No one has really reported this story, as far as I can tell. In fact, some are already actively distorting it, blaming President Bush, for example, for failing to personally ensure that the Mayor of New Orleans had drafted an adequate evacuation plan. The worst example is an execrable piece from the Toronto Globe and Mail, by a supercilious Canadian who blames the chaos on American "individualism." But the truth is precisely the opposite: the chaos was caused by a system that was the exact opposite of individualism.

What Hurricane Katrina exposed was the psychological consequences of the welfare state. What we consider "normal" behavior in an emergency is behavior that is normal for people who have values and take the responsibility to pursue and protect them. People with values respond to a disaster by fighting against it and doing whatever it takes to overcome the difficulties they face. They don't sit around and complain that the government hasn't taken care of them. They don't use the chaos of a disaster as an opportunity to prey on their fellow men.

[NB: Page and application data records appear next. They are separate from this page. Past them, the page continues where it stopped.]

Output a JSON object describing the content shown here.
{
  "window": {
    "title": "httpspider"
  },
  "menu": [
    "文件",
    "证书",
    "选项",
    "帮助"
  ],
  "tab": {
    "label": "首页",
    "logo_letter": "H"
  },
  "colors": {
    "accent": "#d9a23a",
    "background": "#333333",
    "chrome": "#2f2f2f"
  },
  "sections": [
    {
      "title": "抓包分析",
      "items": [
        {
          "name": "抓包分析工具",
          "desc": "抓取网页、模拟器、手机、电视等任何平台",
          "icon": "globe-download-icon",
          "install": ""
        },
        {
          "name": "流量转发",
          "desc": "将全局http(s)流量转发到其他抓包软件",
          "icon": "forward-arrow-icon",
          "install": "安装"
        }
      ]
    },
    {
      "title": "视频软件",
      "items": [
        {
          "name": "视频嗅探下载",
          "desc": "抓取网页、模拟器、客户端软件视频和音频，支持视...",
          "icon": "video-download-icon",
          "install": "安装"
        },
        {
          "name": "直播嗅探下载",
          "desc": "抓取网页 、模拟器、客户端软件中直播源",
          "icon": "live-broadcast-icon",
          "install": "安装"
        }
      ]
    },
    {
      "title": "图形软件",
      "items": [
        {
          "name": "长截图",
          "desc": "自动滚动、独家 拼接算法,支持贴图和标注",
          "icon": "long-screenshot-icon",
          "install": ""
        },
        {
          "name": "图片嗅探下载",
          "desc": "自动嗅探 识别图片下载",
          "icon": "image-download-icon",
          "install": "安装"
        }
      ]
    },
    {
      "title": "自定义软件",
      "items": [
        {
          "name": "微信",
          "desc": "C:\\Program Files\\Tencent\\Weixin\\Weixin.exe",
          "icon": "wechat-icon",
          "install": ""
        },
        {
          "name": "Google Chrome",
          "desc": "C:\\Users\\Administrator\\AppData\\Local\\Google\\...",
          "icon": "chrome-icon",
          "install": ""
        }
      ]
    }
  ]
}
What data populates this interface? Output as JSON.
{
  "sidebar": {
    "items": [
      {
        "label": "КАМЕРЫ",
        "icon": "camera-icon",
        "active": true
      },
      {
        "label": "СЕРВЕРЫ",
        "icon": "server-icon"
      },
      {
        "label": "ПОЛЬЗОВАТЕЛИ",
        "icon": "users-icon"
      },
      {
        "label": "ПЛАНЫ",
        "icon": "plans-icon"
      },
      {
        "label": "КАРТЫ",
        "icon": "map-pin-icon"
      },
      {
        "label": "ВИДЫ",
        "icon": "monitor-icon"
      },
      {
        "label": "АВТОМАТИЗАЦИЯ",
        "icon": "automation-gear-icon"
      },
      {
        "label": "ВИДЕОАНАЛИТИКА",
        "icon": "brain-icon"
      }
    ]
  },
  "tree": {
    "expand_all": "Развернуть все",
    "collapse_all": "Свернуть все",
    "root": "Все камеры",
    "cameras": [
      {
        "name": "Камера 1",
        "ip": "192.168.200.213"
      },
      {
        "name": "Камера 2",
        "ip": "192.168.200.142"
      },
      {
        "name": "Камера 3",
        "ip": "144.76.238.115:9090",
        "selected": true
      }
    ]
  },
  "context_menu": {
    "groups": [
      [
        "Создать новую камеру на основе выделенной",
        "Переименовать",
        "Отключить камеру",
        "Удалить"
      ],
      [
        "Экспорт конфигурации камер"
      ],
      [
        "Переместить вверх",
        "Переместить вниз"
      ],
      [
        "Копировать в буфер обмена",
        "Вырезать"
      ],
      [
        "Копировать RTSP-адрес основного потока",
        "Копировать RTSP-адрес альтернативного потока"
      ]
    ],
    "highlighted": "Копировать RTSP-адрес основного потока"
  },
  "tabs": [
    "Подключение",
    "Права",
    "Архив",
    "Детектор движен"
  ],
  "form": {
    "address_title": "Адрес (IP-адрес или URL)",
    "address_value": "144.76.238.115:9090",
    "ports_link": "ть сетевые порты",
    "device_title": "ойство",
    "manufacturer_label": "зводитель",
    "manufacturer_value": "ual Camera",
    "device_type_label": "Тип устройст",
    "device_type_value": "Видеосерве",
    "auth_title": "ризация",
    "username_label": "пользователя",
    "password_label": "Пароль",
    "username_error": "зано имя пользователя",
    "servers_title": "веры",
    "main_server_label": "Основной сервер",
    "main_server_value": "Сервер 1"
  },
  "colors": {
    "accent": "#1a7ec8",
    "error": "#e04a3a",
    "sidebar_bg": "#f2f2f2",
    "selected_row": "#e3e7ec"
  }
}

But what about criminals and welfare parasites? Do they worry about saving their houses and property? They don't, because they don't own anything. Do they worry about what is going to happen to their businesses or how they are going to make a living? They never worried about those things before. Do they worry about crime and looting? But living off of stolen wealth is a way of life for them.

The welfare state--and the brutish, uncivilized mentality it sustains and encourages--is the man-made disaster that explains the moral ugliness that has swamped New Orleans. And that is the story that no one is reporting.

Source: TIA Daily -- September 2, 2005

Now, while some people amazingly try to blame a hurricane on the President . . . talk about an incredible leap of "logic" . . . this article kind of points out where the real problem is.

You see, this disaster is almost unprecedented in American history. Of course it's going to take a few days to ramp up the relief effort. What, you think the President has access to a Star Trek transporter and can just push a button to make emergency supplies appear in New Orleans? There's a lot of destroyed infrastructure down there. Things like roads and bridges and stuff, meaning that you can't just roll a convoy of trucks into town and start handing out food and water. The trucks have to be able to get to the scene. You've also got thousands and thousands of people who were apparently unable or unwilling to evacuate as they were told to do before the storm and who now need to be rescued. It's already been in the news that the Coast Guard has rescued something over 1200 people in spite of their own local facilities being destroyed. The Navy is sending a carrier and a gator down there with a bunch more helicopters. National Guard troops (who also lack transporter access thanks to Evil Dubya) are arriving in growing numbers.

The worst aspect of this whole disaster is the way some people want to turn this tragedy into another Make George Look Bad smear campaign. Christ on a crutch, isn't there something productive they could do instead? Have they become so filled with hatred and bile that even a catastrophe of this magnitude is just more grist for the "Gotcha!" mills?

Well, at least it shows that the Left is drifting further and further away from the mainstream of America, turning ever more inward on themselves in their little reality-impaired self-congratulatory zones. They are fading as a force in American politics, which can only be good news for the rest of us. Maybe with their nonsense out of the way, we can fix some of the things that need fixing.